Born in February 1933, Ron attended St Michael’s Catholic School in West Ham until the statutory age of 14. He joined the RAF a year later, and whilst serving won the 1953 ABA middleweight title.
One morning in late January 1954, Arthur Boggis, a former pro lightweight turned manager, walked into the Boxing News office. With him was a handsome, athletically built young man, whom Arthur introduced as Ron Barton.

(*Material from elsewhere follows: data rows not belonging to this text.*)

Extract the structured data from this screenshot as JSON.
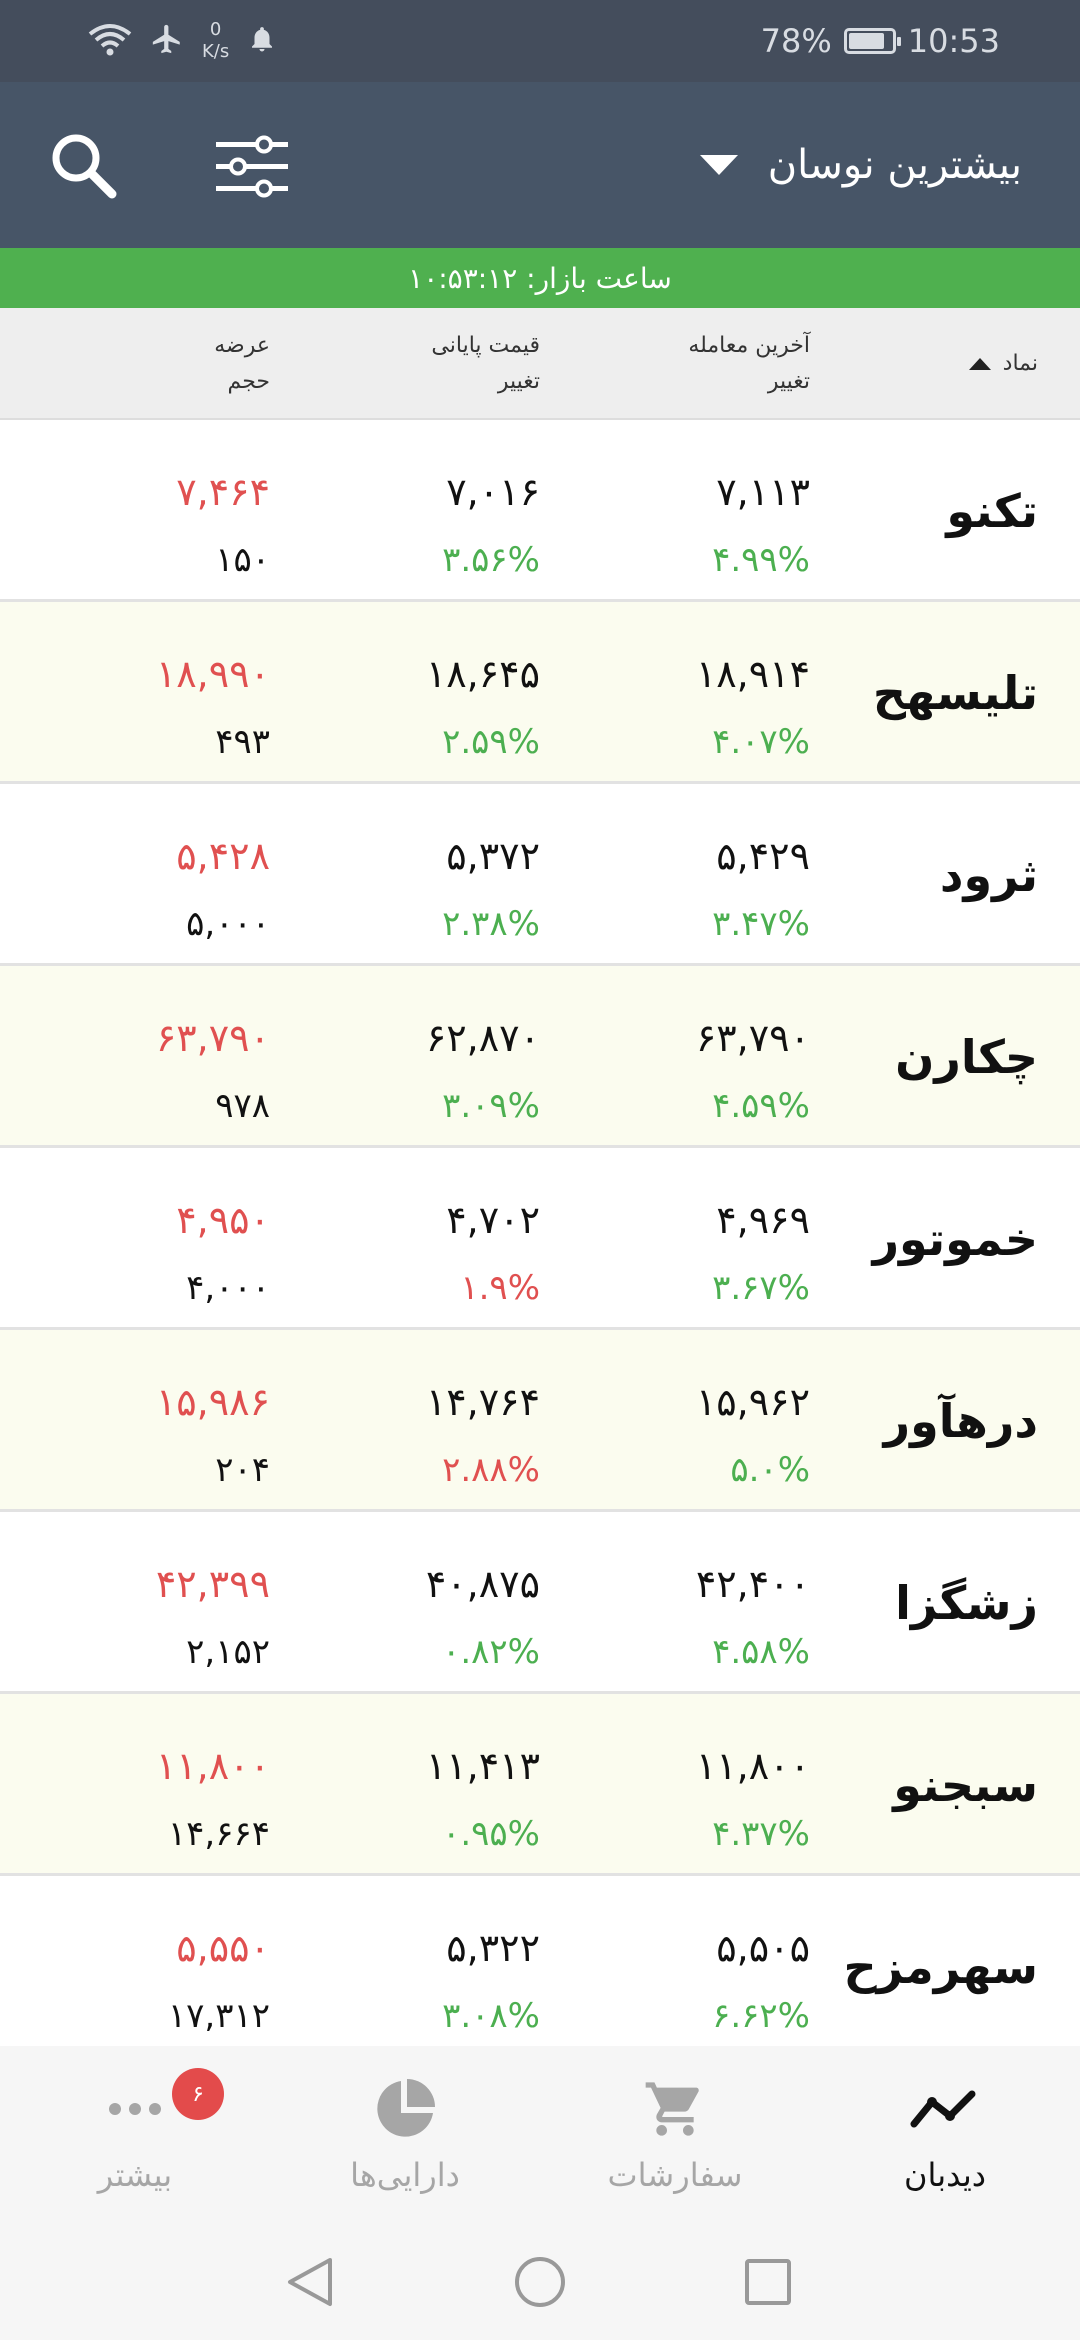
{
  "status_bar": {
    "net_speed_value": "0",
    "net_speed_unit": "K/s",
    "battery": "78%",
    "time": "10:53",
    "icons": [
      "wifi-icon",
      "airplane-icon",
      "bell-icon",
      "battery-icon"
    ]
  },
  "header": {
    "title": "بیشترین نوسان",
    "icons": [
      "search-icon",
      "filter-icon",
      "dropdown-caret-icon"
    ]
  },
  "market": {
    "label": "ساعت بازار: ۱۰:۵۳:۱۲"
  },
  "table": {
    "headers": {
      "symbol": "نماد",
      "last_trade": "آخرین معامله",
      "last_change": "تغییر",
      "final_price": "قیمت پایانی",
      "final_change": "تغییر",
      "supply": "عرضه",
      "volume": "حجم"
    },
    "rows": [
      {
        "symbol": "تکنو",
        "last": "۷,۱۱۳",
        "last_change": "۴.۹۹%",
        "final": "۷,۰۱۶",
        "final_change": "۳.۵۶%",
        "supply": "۷,۴۶۴",
        "volume": "۱۵۰",
        "final_change_dir": "up"
      },
      {
        "symbol": "تلیسهح",
        "last": "۱۸,۹۱۴",
        "last_change": "۴.۰۷%",
        "final": "۱۸,۶۴۵",
        "final_change": "۲.۵۹%",
        "supply": "۱۸,۹۹۰",
        "volume": "۴۹۳",
        "final_change_dir": "up"
      },
      {
        "symbol": "ثرود",
        "last": "۵,۴۲۹",
        "last_change": "۳.۴۷%",
        "final": "۵,۳۷۲",
        "final_change": "۲.۳۸%",
        "supply": "۵,۴۲۸",
        "volume": "۵,۰۰۰",
        "final_change_dir": "up"
      },
      {
        "symbol": "چکارن",
        "last": "۶۳,۷۹۰",
        "last_change": "۴.۵۹%",
        "final": "۶۲,۸۷۰",
        "final_change": "۳.۰۹%",
        "supply": "۶۳,۷۹۰",
        "volume": "۹۷۸",
        "final_change_dir": "up"
      },
      {
        "symbol": "خموتور",
        "last": "۴,۹۶۹",
        "last_change": "۳.۶۷%",
        "final": "۴,۷۰۲",
        "final_change": "۱.۹%",
        "supply": "۴,۹۵۰",
        "volume": "۴,۰۰۰",
        "final_change_dir": "down"
      },
      {
        "symbol": "درهآور",
        "last": "۱۵,۹۶۲",
        "last_change": "۵.۰%",
        "final": "۱۴,۷۶۴",
        "final_change": "۲.۸۸%",
        "supply": "۱۵,۹۸۶",
        "volume": "۲۰۴",
        "final_change_dir": "down"
      },
      {
        "symbol": "زشگزا",
        "last": "۴۲,۴۰۰",
        "last_change": "۴.۵۸%",
        "final": "۴۰,۸۷۵",
        "final_change": "۰.۸۲%",
        "supply": "۴۲,۳۹۹",
        "volume": "۲,۱۵۲",
        "final_change_dir": "up"
      },
      {
        "symbol": "سبجنو",
        "last": "۱۱,۸۰۰",
        "last_change": "۴.۳۷%",
        "final": "۱۱,۴۱۳",
        "final_change": "۰.۹۵%",
        "supply": "۱۱,۸۰۰",
        "volume": "۱۴,۶۶۴",
        "final_change_dir": "up"
      },
      {
        "symbol": "سهرمزح",
        "last": "۵,۵۰۵",
        "last_change": "۶.۶۲%",
        "final": "۵,۳۲۲",
        "final_change": "۳.۰۸%",
        "supply": "۵,۵۵۰",
        "volume": "۱۷,۳۱۲",
        "final_change_dir": "up"
      }
    ]
  },
  "bottom_nav": {
    "items": [
      {
        "label": "دیدبان",
        "icon": "watchlist-chart-icon",
        "active": true
      },
      {
        "label": "سفارشات",
        "icon": "cart-icon",
        "active": false
      },
      {
        "label": "دارایی‌ها",
        "icon": "pie-chart-icon",
        "active": false
      },
      {
        "label": "بیشتر",
        "icon": "more-dots-icon",
        "active": false,
        "badge": "۶"
      }
    ]
  },
  "colors": {
    "header_bg": "#475567",
    "market_bar": "#4fb04f",
    "green": "#4caf50",
    "red": "#e05050"
  }
}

“He’s turning pro under my management,” Boggis told BN Editor Gilbert Odd, “and he’ll be British light-heavyweight champion within two years.” Arthur insisted that the contract be signed then and there, and accosted a BN staff photographer to take a snap. “It’ll be a historic occasion for a future title-holder to become a pro in the office of Boxing News and for the editor to be a witness,” Boggis told Odd.
Barton had his first pro fight the following month – a first-round KO victory – and over the next year stormed through Britain’s light-heavies, winning fight after fight. In January 1955, Ron whipped future champ Arthur Howard in a British title eliminator. Then, five months later, the West Ham man beat Canada’s Yvon Durelle (a future world title challenger) by disqualification in an Empire title eliminator. Barton then stopped two Americans, Mel Brown and Austin Jones, in six and two rounds respectively to reach 19-0 as a pro. But in fight 20, he dropped a decision to Italy’s Alessandro D’Ottavio, which he avenged with a points win in a return two months later.

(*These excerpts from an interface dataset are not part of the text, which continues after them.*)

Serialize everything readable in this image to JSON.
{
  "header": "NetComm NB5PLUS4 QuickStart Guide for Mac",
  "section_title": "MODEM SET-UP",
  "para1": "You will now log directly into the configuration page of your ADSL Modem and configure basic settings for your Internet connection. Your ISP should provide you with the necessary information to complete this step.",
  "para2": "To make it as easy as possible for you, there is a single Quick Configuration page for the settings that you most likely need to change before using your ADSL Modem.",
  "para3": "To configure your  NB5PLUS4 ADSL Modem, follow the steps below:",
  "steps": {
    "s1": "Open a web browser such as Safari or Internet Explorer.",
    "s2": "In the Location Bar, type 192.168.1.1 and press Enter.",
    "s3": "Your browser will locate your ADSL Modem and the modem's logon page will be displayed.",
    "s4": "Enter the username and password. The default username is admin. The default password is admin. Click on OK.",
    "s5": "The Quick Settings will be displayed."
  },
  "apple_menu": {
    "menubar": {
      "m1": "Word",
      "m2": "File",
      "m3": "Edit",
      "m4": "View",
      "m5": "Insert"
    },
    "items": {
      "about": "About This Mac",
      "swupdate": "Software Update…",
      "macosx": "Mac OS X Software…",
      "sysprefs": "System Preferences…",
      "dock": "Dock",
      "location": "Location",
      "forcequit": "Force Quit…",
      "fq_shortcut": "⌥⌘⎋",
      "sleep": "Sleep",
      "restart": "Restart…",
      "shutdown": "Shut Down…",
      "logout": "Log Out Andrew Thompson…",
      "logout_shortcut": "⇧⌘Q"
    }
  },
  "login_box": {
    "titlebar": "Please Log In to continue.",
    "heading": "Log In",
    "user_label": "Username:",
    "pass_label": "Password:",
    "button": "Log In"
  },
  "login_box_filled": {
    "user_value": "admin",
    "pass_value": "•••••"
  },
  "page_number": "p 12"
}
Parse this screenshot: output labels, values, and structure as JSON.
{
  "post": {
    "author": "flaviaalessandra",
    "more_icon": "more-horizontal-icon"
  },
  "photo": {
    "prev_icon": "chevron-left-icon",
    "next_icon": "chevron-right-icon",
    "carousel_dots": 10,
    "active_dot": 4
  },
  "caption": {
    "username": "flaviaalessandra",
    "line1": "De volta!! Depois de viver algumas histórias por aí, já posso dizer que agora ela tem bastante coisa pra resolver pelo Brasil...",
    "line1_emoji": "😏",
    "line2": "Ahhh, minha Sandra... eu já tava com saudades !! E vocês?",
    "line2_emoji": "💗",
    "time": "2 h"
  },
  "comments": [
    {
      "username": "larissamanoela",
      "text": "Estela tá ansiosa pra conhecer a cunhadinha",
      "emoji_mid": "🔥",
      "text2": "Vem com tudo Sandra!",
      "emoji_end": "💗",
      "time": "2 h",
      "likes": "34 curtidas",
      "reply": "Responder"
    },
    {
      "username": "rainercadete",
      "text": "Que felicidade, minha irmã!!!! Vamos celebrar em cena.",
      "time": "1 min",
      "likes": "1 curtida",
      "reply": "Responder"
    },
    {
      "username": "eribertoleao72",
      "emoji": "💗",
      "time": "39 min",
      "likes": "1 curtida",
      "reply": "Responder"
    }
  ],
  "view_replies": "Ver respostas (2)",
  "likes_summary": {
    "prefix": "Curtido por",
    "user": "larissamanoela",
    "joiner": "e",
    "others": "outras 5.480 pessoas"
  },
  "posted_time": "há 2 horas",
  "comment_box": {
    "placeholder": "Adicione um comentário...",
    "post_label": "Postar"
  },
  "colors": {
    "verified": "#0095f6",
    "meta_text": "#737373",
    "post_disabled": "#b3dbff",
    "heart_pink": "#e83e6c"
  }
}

Fans and pressmen alike were excited by Barton, some even hailing him as the successor to Freddie Mills. In March 1956, at Harringay Arena, Ron fought the experienced ex-middleweight champ Albert Finch for the British light-heavy crown vacated by Randolph Turpin. After seven close rounds, Finch retired with an eye injury in the eighth.
“That fight made me British champion,” Ron told The People newspaper a year later. “But it also finished me.” Barton said he’d suffered double vision after the fight, along with a back injury. But a lucrative offer tempted him to tackle Canada’s Gordon Wallace for the Empire crown three months later. “[Barton’s] movements were slow, his punches weak and his timing bad,” recalled Gilbert Odd. “He gave the Empire title to Wallace on a plate. It was so bad I did not want to look.”
Afterwards, Ron relinquished his British crown and returned his Lonsdale Belt, telling the BBBofC that he was undergoing eye treatment. He made a brief return to the ring three years later for five fights, before retiring again. After another year out, he came back again for another three bouts, before leaving the game for good with a 26-5 record.
Barton was a good boxer, with a cool temperament and a decent dig, developed hauling meat crates as a Smithfield Market porter. In a press interview, he revealed how he’d made a small fortune through boxing and quickly lost it all, so it’s no surprise he made two brief comebacks. With better luck, he could have reigned for far longer as champion.